Stalactites in Schmidt Hall entrance of Skocjan Caves (Skocjanske jame), Slovenia, Europe.

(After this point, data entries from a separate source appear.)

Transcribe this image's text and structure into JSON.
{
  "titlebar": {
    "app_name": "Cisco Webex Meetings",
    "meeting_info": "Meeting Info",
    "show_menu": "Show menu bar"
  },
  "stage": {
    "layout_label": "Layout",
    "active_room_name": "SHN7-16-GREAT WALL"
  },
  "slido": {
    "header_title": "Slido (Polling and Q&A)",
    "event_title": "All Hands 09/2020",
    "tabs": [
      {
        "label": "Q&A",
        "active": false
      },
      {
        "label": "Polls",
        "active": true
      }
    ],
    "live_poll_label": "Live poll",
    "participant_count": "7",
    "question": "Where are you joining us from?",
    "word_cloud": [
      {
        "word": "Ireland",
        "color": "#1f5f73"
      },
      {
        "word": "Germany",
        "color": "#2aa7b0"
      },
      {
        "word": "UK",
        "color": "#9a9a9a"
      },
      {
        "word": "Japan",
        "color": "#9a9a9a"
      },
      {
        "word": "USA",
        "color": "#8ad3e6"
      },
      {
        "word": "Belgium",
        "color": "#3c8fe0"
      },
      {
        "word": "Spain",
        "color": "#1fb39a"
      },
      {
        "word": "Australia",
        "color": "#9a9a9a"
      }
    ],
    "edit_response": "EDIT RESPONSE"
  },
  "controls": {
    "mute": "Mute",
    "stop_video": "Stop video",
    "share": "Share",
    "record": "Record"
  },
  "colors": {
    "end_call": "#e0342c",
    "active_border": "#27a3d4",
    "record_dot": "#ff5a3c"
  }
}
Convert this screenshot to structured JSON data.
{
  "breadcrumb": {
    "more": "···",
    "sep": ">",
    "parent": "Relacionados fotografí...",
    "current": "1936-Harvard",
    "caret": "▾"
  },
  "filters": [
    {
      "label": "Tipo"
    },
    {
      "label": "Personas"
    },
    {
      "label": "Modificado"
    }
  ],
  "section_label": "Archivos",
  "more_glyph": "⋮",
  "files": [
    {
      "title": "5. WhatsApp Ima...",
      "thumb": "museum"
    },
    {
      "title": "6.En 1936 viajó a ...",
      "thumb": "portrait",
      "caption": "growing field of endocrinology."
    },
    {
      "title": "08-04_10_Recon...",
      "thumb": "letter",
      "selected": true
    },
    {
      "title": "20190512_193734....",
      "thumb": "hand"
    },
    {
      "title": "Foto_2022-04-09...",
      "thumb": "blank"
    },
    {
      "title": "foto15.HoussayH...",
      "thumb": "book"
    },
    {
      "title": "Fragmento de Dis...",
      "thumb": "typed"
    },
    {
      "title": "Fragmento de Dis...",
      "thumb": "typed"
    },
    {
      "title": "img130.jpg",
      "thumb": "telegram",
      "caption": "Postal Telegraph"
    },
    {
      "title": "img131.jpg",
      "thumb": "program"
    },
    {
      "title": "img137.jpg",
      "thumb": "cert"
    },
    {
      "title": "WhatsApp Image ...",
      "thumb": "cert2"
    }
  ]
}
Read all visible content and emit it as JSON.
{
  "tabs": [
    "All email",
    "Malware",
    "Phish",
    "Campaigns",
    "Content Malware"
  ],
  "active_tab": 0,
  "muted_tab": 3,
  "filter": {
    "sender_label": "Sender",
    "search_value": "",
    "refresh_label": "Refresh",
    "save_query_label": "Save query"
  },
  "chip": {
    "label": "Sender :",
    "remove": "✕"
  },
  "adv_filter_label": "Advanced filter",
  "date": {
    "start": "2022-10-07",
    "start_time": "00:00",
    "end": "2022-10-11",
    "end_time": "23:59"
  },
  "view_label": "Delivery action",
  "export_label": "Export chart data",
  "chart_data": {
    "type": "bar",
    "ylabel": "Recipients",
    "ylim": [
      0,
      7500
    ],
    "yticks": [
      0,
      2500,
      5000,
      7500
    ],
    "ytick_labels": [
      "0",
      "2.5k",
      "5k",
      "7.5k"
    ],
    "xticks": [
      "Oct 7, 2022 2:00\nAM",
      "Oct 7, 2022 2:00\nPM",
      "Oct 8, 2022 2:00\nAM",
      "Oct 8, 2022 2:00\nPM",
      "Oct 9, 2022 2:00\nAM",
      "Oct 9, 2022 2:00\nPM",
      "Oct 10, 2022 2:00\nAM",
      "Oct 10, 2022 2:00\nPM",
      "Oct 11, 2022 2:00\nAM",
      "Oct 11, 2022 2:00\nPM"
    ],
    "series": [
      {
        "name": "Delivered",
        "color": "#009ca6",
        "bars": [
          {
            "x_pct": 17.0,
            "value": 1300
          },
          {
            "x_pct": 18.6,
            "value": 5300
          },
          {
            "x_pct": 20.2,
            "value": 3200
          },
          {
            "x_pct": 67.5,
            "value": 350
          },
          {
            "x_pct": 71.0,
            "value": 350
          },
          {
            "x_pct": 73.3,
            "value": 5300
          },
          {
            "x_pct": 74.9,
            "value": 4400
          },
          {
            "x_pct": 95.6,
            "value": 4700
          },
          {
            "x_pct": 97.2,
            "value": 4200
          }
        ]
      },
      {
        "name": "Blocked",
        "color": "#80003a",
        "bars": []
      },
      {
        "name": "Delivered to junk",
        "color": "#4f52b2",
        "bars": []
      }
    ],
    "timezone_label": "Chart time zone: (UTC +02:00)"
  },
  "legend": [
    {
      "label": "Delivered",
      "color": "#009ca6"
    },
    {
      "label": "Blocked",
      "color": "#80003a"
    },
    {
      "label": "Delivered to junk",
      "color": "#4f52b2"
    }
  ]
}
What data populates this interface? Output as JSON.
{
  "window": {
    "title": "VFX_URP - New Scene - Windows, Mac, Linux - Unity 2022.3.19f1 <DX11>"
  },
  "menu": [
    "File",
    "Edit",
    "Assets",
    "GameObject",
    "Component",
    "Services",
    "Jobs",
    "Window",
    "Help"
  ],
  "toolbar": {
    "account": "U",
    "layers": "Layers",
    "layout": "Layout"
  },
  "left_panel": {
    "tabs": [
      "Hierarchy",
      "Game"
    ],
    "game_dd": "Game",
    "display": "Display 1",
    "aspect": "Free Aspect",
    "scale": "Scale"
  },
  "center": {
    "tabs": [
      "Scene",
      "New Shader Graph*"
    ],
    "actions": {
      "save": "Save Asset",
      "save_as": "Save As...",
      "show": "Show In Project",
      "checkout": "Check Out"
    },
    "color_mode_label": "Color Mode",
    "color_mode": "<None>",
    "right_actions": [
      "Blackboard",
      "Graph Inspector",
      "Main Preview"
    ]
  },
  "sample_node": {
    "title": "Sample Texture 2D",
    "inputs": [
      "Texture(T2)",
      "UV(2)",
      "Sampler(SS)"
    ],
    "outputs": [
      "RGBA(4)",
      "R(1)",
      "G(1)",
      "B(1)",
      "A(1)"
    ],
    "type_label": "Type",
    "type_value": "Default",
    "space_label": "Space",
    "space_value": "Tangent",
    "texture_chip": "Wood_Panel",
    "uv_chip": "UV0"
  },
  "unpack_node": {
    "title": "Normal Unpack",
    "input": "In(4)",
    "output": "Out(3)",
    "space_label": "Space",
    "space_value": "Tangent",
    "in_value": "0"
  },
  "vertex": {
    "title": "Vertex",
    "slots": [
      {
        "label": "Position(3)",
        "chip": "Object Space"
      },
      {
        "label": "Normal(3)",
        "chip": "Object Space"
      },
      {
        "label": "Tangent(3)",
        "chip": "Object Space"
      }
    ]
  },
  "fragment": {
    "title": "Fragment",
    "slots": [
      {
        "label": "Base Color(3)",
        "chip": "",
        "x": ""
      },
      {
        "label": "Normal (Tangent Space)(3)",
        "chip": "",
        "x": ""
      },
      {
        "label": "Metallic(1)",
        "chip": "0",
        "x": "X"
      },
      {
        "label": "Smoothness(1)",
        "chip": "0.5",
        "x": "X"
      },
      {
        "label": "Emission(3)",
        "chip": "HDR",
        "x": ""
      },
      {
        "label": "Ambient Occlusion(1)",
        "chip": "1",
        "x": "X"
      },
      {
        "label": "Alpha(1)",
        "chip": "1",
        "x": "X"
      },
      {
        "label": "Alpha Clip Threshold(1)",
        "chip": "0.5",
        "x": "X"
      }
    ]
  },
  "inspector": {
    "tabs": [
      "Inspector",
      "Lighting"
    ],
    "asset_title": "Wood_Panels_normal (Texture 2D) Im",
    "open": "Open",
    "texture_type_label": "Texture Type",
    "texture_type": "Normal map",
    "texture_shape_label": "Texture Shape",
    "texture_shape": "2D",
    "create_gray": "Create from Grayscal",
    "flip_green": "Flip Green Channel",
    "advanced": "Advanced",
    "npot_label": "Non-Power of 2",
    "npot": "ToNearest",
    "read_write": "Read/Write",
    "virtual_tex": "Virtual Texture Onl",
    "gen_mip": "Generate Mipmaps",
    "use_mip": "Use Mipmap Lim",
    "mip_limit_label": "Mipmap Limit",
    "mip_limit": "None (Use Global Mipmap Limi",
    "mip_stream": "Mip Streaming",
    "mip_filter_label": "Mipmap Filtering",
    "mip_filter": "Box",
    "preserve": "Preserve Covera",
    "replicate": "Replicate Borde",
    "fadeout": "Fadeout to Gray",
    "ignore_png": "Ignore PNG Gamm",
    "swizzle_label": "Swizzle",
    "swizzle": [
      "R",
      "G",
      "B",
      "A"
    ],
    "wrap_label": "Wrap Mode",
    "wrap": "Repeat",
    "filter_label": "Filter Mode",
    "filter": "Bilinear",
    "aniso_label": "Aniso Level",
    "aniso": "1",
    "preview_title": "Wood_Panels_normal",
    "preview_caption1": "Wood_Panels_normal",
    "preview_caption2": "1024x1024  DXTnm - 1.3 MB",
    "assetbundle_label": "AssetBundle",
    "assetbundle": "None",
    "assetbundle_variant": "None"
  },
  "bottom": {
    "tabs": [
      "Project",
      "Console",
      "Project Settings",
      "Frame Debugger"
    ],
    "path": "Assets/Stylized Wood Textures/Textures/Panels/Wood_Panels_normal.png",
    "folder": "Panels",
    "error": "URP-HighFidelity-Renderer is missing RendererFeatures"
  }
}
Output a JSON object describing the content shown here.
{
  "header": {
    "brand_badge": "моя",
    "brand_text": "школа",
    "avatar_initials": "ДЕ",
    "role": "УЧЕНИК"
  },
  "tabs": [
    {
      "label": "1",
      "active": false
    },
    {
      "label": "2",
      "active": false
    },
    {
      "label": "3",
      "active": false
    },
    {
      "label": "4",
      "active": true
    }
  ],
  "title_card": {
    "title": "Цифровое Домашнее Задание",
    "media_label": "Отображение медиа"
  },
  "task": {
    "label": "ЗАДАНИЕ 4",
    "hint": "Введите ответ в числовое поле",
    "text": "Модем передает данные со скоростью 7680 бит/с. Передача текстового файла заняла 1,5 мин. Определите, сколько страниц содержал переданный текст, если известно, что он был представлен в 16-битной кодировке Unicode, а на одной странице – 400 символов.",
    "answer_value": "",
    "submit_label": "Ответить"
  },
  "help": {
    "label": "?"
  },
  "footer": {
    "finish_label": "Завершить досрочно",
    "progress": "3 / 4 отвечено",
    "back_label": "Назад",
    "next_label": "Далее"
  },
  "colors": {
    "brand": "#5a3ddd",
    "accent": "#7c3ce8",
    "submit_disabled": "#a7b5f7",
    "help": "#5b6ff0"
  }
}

Stalactites cling to the ceiling of Schmidt Hall (Schmidlova dvorana), the natural cave entrance which emerges into the collapsed Velika Dolina (Big Doline, a sinkhole), at Skocjan Caves (Skocjanske jame) Regional Park, Slovenia, Europe. Archaeological finds in the adjacent Tominceva Cave (Ozka spilja) indicate human occupation here from 3000 BC to 1700 BC. Modern tourism began in Skocjan Caves by 1819. Skocjan Caves feature a river raging through one of the world's largest caverns, waterfalls, speleothems (cave formations such as dripstone: stalactites and stalagmites), and twisty paths through eleven chambers over six kilometers. The underground walk over Cerkvenik Bridge 50 meters above the rushing Reka River takes your breath away in the huge Martel's Chamber (Martelova dvorana), the highest cave hall in Europe (60 meters wide and 140 meters deep, which looks bigger in the dim lighting). From a large-scale karst drainage, the Reka River has carved and dissolved dramatic subterranean passages through limestone over several million years. Karst topography is a geologic formation of dissolving bedrock. Our word for "karst" likely evolved from the Slovene noun kras and earlier proper noun Grast, referring to Slovenia's Karst Plateau. Skocjan Caves are near Divaca, in the Littoral region of the Republic of Slovenia. UNESCO has listed Skocjan Caves as a World Heritage Site.Add to Cart Add to Lightbox Download